Therapeutic psychedelic administration and contact with nature have been associated with the same psychological mechanisms: decreased rumination and negative affect, enhanced psychological connectedness and mindfulness-related capacities, and heightened states of awe and transcendent experiences, all processes linked to improvements in mental health amongst clinical and healthy populations. Nature-based settings can have inherently psychologically soothing properties which may complement all stages of psychedelic therapy (mainly preparation and integration) whilst potentiating increases in nature relatedness, with associated psychological benefits. Maximising enhancement of nature relatedness through therapeutic psychedelic administration may constitute an independent and complementary pathway towards improvements in mental health that can be elicited by psychedelics.
A increasing number of studies points toward beneficial effects of psychedelic experiences if administered in the right setting. A smaller number of studies present explanations for why psychedelics have these therapeutic effects. Of these most argue that psychedelic experiences increase neuroplasticity, allowing subjects to let go of unhelpful entrenched beliefs. I argue that (1) psychedelics are likely therapeutic because they help subjects align their beliefs with their respective contexts; (2) relaxation of entrenched beliefs need not occur at higher cognitive levels concerned with the self or ego to be therapeutic; and (3) the proneness toward having supernatural entity experiences can be explained using this contextual approach. I conclude that therapeutic effects of psychedelics are not necessarily tied to beliefs about the self.
In God on Psychedelics, veteran journalist Don Lattin trains his eye on some previously unexamined questions. Why do relatively few people in the burgeoning psychedelic renaissance connect chemically induced mystical states with their own religious traditions? Can sacred plant medicines be a source of renewal for Christians, Jews and other people of faith?
God on Psychedelics takes the reader on a magical mystery tour across the nation’s changing religious landscape, exploring a new kind of trinity that blends psychedelic insight, psychological healing and spiritual revival.

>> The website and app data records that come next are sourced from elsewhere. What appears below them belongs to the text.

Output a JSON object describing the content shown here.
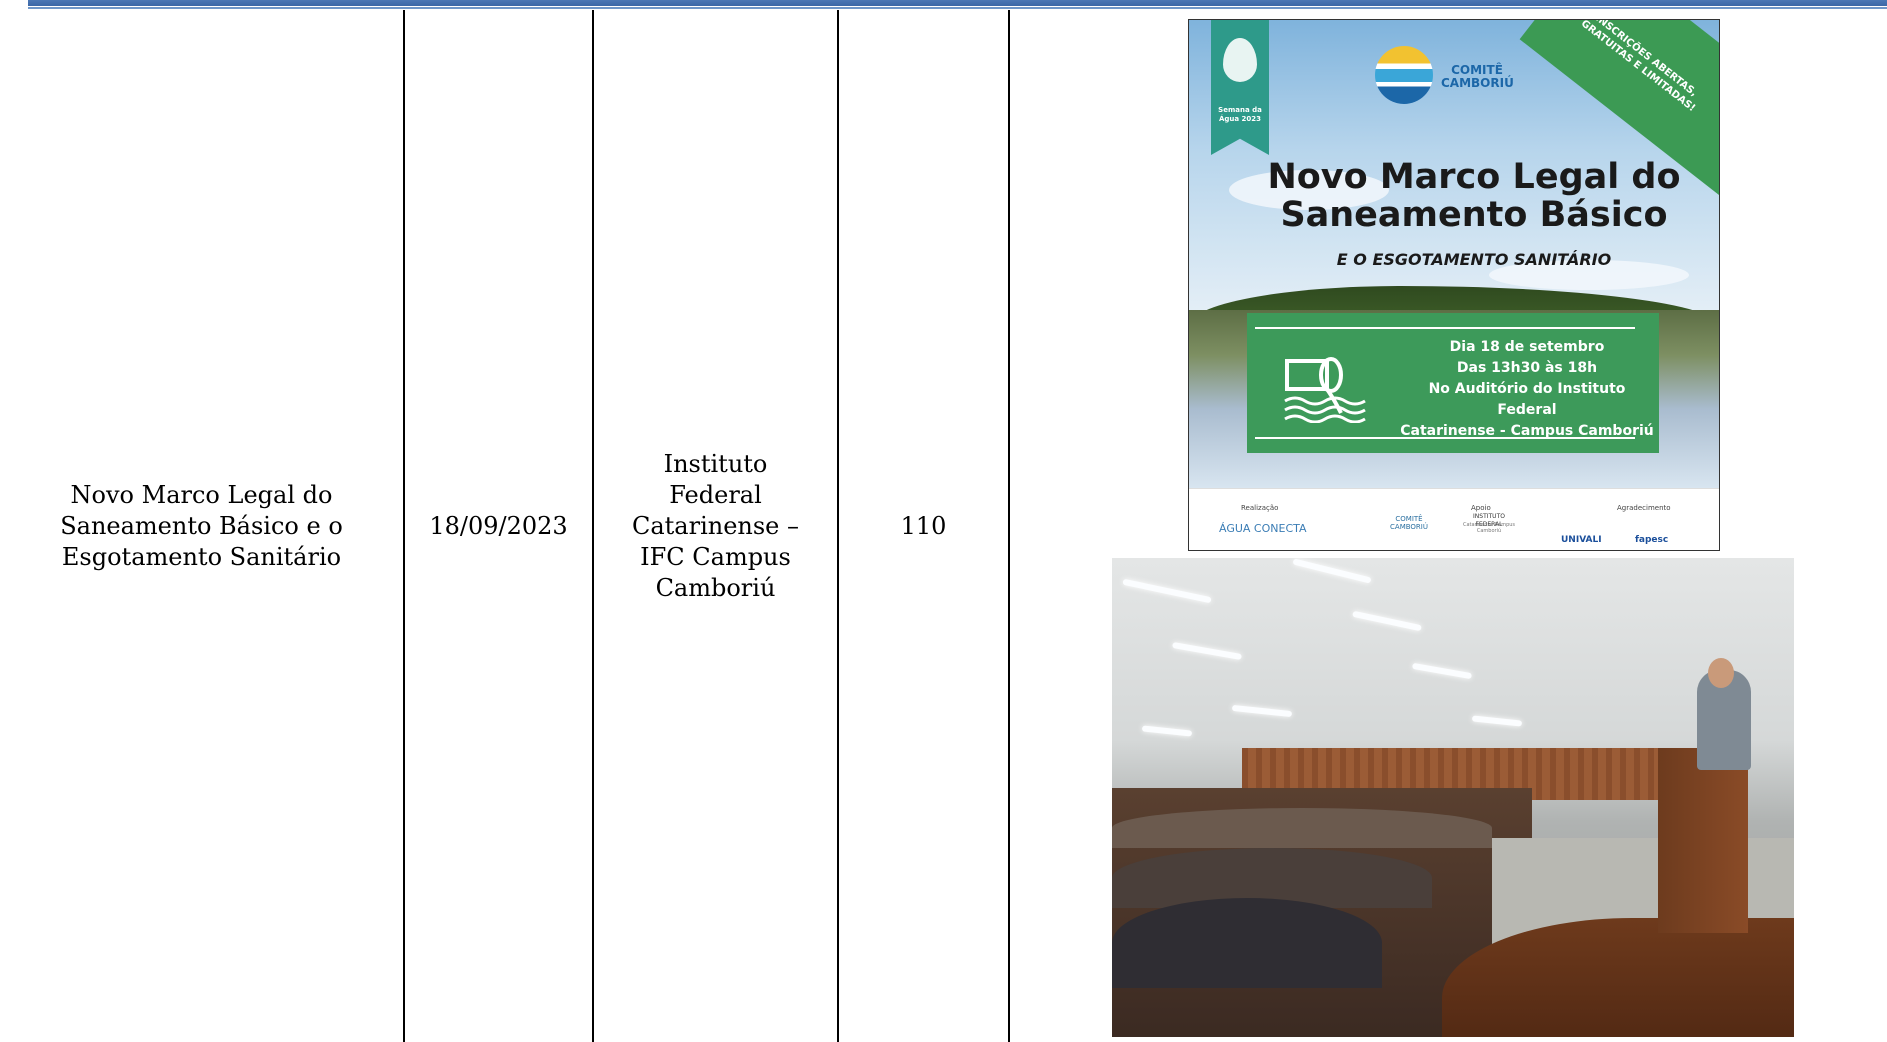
{
  "row": {
    "event_name": "Novo Marco Legal do Saneamento Básico e o Esgotamento Sanitário",
    "date": "18/09/2023",
    "location": "Instituto Federal Catarinense – IFC Campus Camboriú",
    "participants": "110"
  },
  "poster": {
    "ribbon_text": "Semana da Água 2023",
    "org_name": "COMITÊ CAMBORIÚ",
    "corner_banner": "INSCRIÇÕES ABERTAS, GRATUITAS E LIMITADAS!",
    "title": "Novo Marco Legal do Saneamento Básico",
    "subtitle": "E O ESGOTAMENTO SANITÁRIO",
    "info_lines": [
      "Dia 18 de setembro",
      "Das 13h30 às 18h",
      "No Auditório do Instituto Federal",
      "Catarinense - Campus Camboriú"
    ],
    "footer": {
      "label_realizacao": "Realização",
      "label_apoio": "Apoio",
      "label_agradecimento": "Agradecimento",
      "logo_agua_conecta": "ÁGUA CONECTA",
      "logo_comite": "COMITÊ CAMBORIÚ",
      "logo_if": "INSTITUTO FEDERAL",
      "logo_if_sub": "Catarinense Campus Camboriú",
      "logo_univali": "UNIVALI",
      "logo_fapesc": "fapesc"
    }
  },
  "colors": {
    "poster_green": "#3d9a5a",
    "comite_blue": "#1c67a8",
    "header_bar": "#4b77b5"
  }
}
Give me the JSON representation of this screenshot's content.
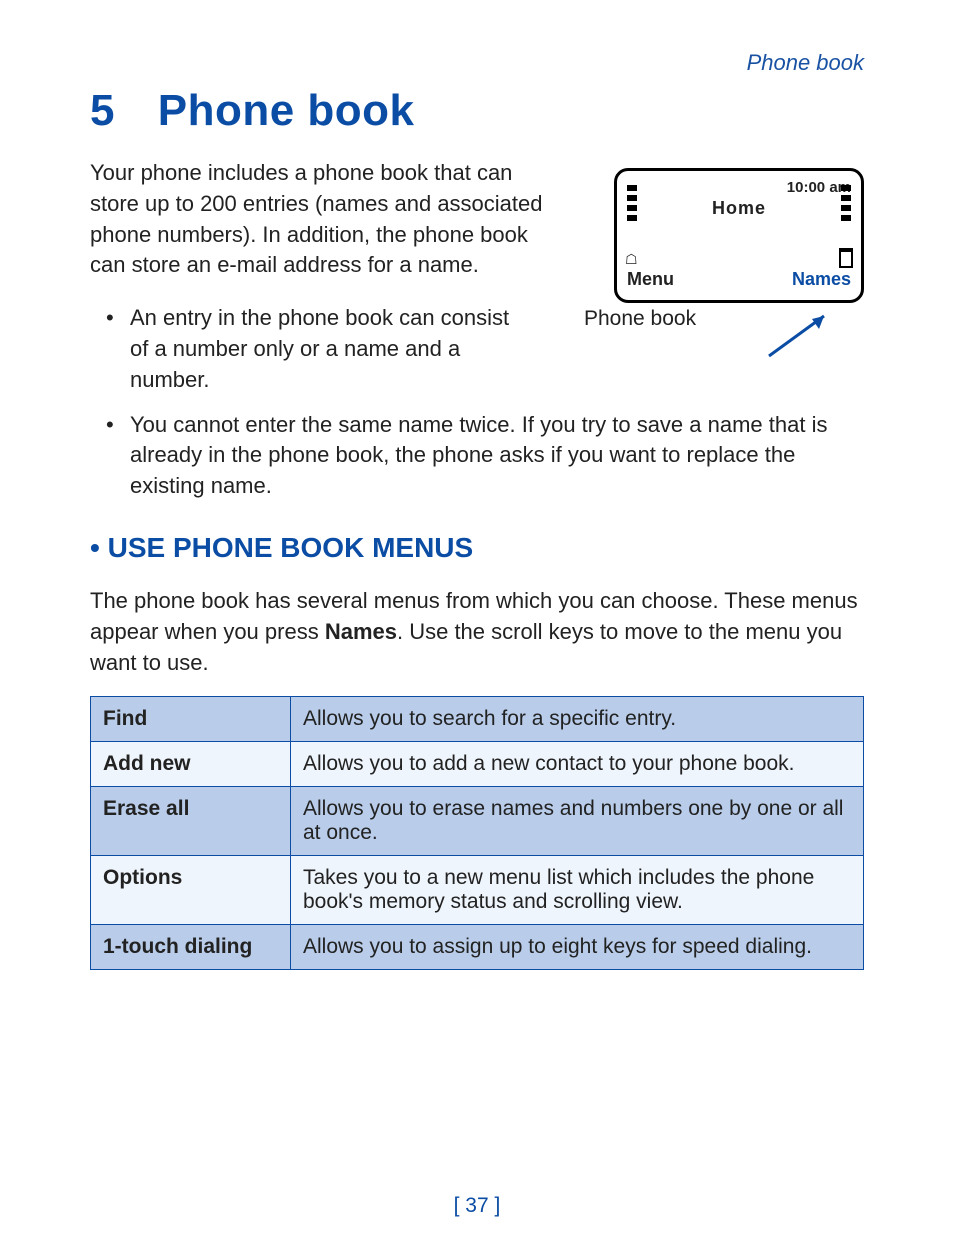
{
  "header": "Phone book",
  "chapter_number": "5",
  "chapter_title": "Phone book",
  "intro": "Your phone includes a phone book that can store up to 200 entries (names and associated phone numbers). In addition, the phone book can store an e-mail address for a name.",
  "bullets": [
    "An entry in the phone book can consist of a number only or a name and a number.",
    "You cannot enter the same name twice. If you try to save a name that is already in the phone book, the phone asks if you want to replace the existing name."
  ],
  "figure": {
    "time": "10:00 am",
    "home": "Home",
    "menu": "Menu",
    "names": "Names",
    "caption": "Phone book"
  },
  "section_title": "USE PHONE BOOK MENUS",
  "menus_intro_a": "The phone book has several menus from which you can choose. These menus appear when you press ",
  "menus_intro_bold": "Names",
  "menus_intro_b": ". Use the scroll keys to move to the menu you want to use.",
  "table_rows": [
    {
      "name": "Find",
      "desc": "Allows you to search for a specific entry."
    },
    {
      "name": "Add new",
      "desc": "Allows you to add a new contact to your phone book."
    },
    {
      "name": "Erase all",
      "desc": "Allows you to erase names and numbers one by one or all at once."
    },
    {
      "name": "Options",
      "desc": "Takes you to a new menu list which includes the phone book's memory status and scrolling view."
    },
    {
      "name": "1-touch dialing",
      "desc": "Allows you to assign up to eight keys for speed dialing."
    }
  ],
  "page_number": "[ 37 ]"
}
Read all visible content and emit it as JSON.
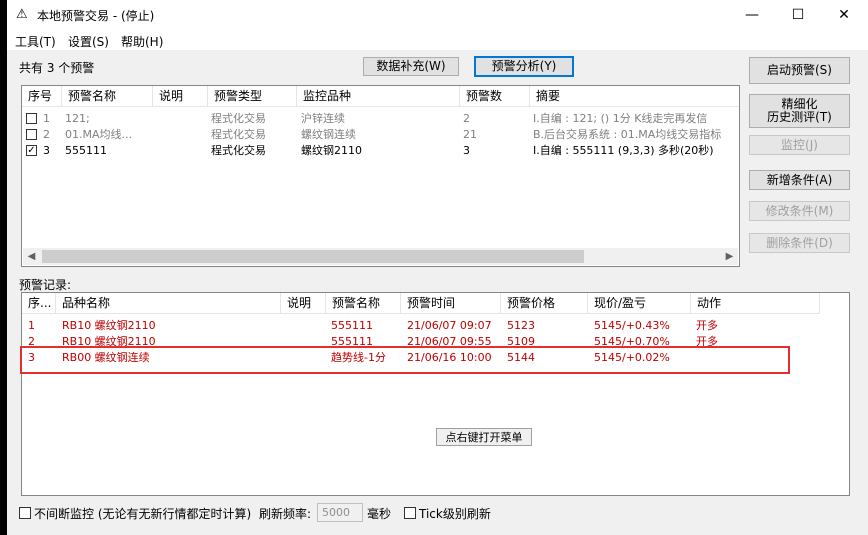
{
  "window": {
    "title": "本地预警交易 - (停止)",
    "icon": "⚠",
    "minimize": "—",
    "maximize": "☐",
    "close": "✕"
  },
  "menu": [
    "工具(T)",
    "设置(S)",
    "帮助(H)"
  ],
  "count_label": "共有 3 个预警",
  "toolbar": {
    "supplement": "数据补充(W)",
    "analysis": "预警分析(Y)"
  },
  "side_buttons": {
    "start": "启动预警(S)",
    "refine_line1": "精细化",
    "refine_line2": "历史测评(T)",
    "monitor": "监控(J)",
    "add": "新增条件(A)",
    "modify": "修改条件(M)",
    "delete": "删除条件(D)"
  },
  "alerts_table": {
    "headers": [
      "序号",
      "预警名称",
      "说明",
      "预警类型",
      "监控品种",
      "预警数",
      "摘要"
    ],
    "rows": [
      {
        "checked": false,
        "no": "1",
        "name": "121;",
        "desc": "",
        "type": "程式化交易",
        "symbol": "沪锌连续",
        "count": "2",
        "summary": "I.自编 : 121; () 1分 K线走完再发信",
        "dim": true
      },
      {
        "checked": false,
        "no": "2",
        "name": "01.MA均线...",
        "desc": "",
        "type": "程式化交易",
        "symbol": "螺纹钢连续",
        "count": "21",
        "summary": "B.后台交易系统 : 01.MA均线交易指标",
        "dim": true
      },
      {
        "checked": true,
        "no": "3",
        "name": "555111",
        "desc": "",
        "type": "程式化交易",
        "symbol": "螺纹钢2110",
        "count": "3",
        "summary": "I.自编 : 555111 (9,3,3) 多秒(20秒)",
        "dim": false
      }
    ]
  },
  "records_label": "预警记录:",
  "records_table": {
    "headers": [
      "序...",
      "品种名称",
      "说明",
      "预警名称",
      "预警时间",
      "预警价格",
      "现价/盈亏",
      "动作"
    ],
    "rows": [
      {
        "no": "1",
        "symbol": "RB10 螺纹钢2110",
        "desc": "",
        "alert": "555111",
        "time": "21/06/07 09:07",
        "price": "5123",
        "current": "5145/+0.43%",
        "action": "开多"
      },
      {
        "no": "2",
        "symbol": "RB10 螺纹钢2110",
        "desc": "",
        "alert": "555111",
        "time": "21/06/07 09:55",
        "price": "5109",
        "current": "5145/+0.70%",
        "action": "开多"
      },
      {
        "no": "3",
        "symbol": "RB00 螺纹钢连续",
        "desc": "",
        "alert": "趋势线-1分",
        "time": "21/06/16 10:00",
        "price": "5144",
        "current": "5145/+0.02%",
        "action": ""
      }
    ]
  },
  "context_hint": "点右键打开菜单",
  "bottom": {
    "continuous_label": "不间断监控 (无论有无新行情都定时计算)",
    "refresh_label": "刷新频率:",
    "refresh_value": "5000",
    "unit": "毫秒",
    "tick_label": "Tick级别刷新"
  }
}
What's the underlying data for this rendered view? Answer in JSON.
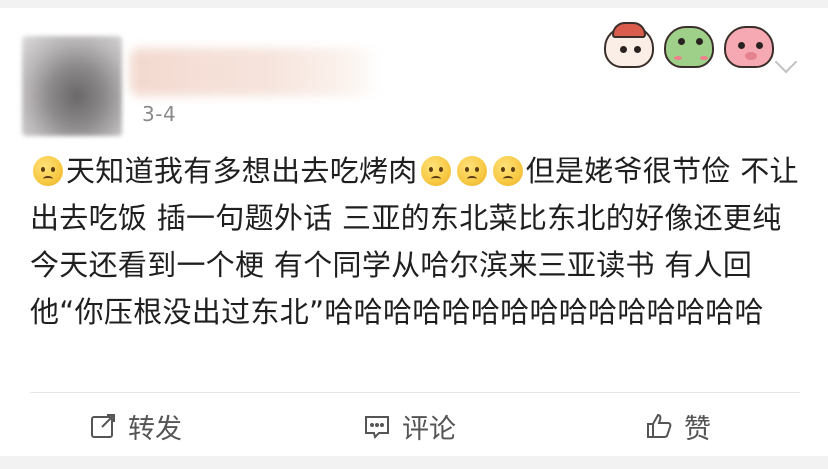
{
  "post": {
    "date": "3-4",
    "text_segments": [
      "天知道我有多想出去吃烤肉",
      "但是姥爷很节俭 不让出去吃饭 插一句题外话 三亚的东北菜比东北的好像还更纯   今天还看到一个梗 有个同学从哈尔滨来三亚读书 有人回他“你压根没出过东北”哈哈哈哈哈哈哈哈哈哈哈哈哈哈哈"
    ],
    "emoji": [
      "sad-face-emoji",
      "sad-face-emoji",
      "sad-face-emoji",
      "sad-face-emoji"
    ]
  },
  "stickers": [
    "bird-sticker",
    "frog-sticker",
    "pig-sticker"
  ],
  "actions": {
    "repost_label": "转发",
    "comment_label": "评论",
    "like_label": "赞"
  },
  "colors": {
    "page_bg": "#f2f2f2",
    "card_bg": "#ffffff",
    "text": "#1f1f1f",
    "meta": "#8a8a8a",
    "action": "#555555"
  }
}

In a recent episode of Last Week Tonight, John Oliver turned his sardonic attention to patents in the for-profit psychedelic business world. He referenced a Compass Pathways patent application that included claims describing the basic setting of psychedelic therapy, saying, “It’d be like me patenting the concept of wearing a suit while sitting at a desk.”